The global report saw participation from 12,520 adults and teens across 25 nations, including 502 from India.
Globally, physical appearance (31 per cent), politics (31 per cent), sexual orientation (30 per cent), religion (26 per cent) and race (25 per cent) were topics that drove incivility.
The India Digital Civility Index increased 12 points to 71 per cent -- indicating that uncivil behaviour in the online world had gotten worse compared to the previous year.
The respondents said unwanted contact (40 per cent) was the most common risk they faced online.
This was followed by unwanted sexting (26 per cent), hate speech (23 per cent), trolling (21 per cent), and mean treatment (20 per cent).
About 67 per cent respondents said they believe technology and social media companies will create tools and policies that will encourage respectful and civil behaviour.
The respondents said the most painful online risks include damage to professional reputation (94 per cent), unwanted sexting (94 per cent), online harassment (93 per cent), damage to personal reputation (93 per cent) and misogyny (88 per cent).
Interestingly, a significant number of respondents associated familiarity with increased risk and consequences.
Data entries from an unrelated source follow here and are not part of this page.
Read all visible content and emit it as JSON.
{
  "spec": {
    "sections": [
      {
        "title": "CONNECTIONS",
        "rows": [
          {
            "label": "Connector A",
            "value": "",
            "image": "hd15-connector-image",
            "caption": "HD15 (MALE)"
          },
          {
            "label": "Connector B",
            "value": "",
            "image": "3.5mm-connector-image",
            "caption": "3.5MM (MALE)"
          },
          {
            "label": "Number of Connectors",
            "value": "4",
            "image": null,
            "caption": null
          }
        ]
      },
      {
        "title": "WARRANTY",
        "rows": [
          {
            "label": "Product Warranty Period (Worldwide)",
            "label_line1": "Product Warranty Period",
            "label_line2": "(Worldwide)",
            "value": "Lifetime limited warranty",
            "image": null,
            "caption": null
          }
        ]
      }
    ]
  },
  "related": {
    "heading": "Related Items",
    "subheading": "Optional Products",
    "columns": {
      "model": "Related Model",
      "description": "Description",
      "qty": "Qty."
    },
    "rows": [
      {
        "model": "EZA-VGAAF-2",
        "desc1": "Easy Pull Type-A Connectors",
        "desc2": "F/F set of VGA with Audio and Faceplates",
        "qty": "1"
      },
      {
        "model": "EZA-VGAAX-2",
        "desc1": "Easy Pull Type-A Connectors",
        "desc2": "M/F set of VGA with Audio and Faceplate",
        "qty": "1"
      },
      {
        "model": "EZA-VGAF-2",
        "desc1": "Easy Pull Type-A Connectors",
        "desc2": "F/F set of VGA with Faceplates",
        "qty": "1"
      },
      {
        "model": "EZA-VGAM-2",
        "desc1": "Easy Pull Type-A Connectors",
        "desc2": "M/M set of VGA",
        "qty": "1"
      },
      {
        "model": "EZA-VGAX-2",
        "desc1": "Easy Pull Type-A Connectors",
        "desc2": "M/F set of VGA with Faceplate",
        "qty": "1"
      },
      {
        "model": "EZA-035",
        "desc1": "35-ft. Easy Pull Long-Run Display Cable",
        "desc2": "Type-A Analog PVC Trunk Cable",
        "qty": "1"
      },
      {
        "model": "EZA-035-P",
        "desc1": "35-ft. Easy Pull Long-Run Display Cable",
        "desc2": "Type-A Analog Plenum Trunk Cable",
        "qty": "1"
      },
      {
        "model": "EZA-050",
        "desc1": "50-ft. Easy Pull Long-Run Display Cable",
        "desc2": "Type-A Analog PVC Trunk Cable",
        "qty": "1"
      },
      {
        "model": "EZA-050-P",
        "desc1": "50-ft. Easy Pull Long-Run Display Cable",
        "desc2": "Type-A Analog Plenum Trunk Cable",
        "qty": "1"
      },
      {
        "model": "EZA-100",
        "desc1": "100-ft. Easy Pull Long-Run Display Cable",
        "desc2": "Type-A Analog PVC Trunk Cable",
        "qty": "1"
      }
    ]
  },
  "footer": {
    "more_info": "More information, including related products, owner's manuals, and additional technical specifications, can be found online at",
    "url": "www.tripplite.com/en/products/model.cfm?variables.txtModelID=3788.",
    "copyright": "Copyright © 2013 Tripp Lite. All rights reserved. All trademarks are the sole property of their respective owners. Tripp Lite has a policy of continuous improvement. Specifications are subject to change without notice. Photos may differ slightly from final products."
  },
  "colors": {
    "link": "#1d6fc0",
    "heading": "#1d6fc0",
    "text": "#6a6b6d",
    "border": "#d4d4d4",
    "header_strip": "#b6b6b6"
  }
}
About 45 per cent said they had met the perpetrator in real life.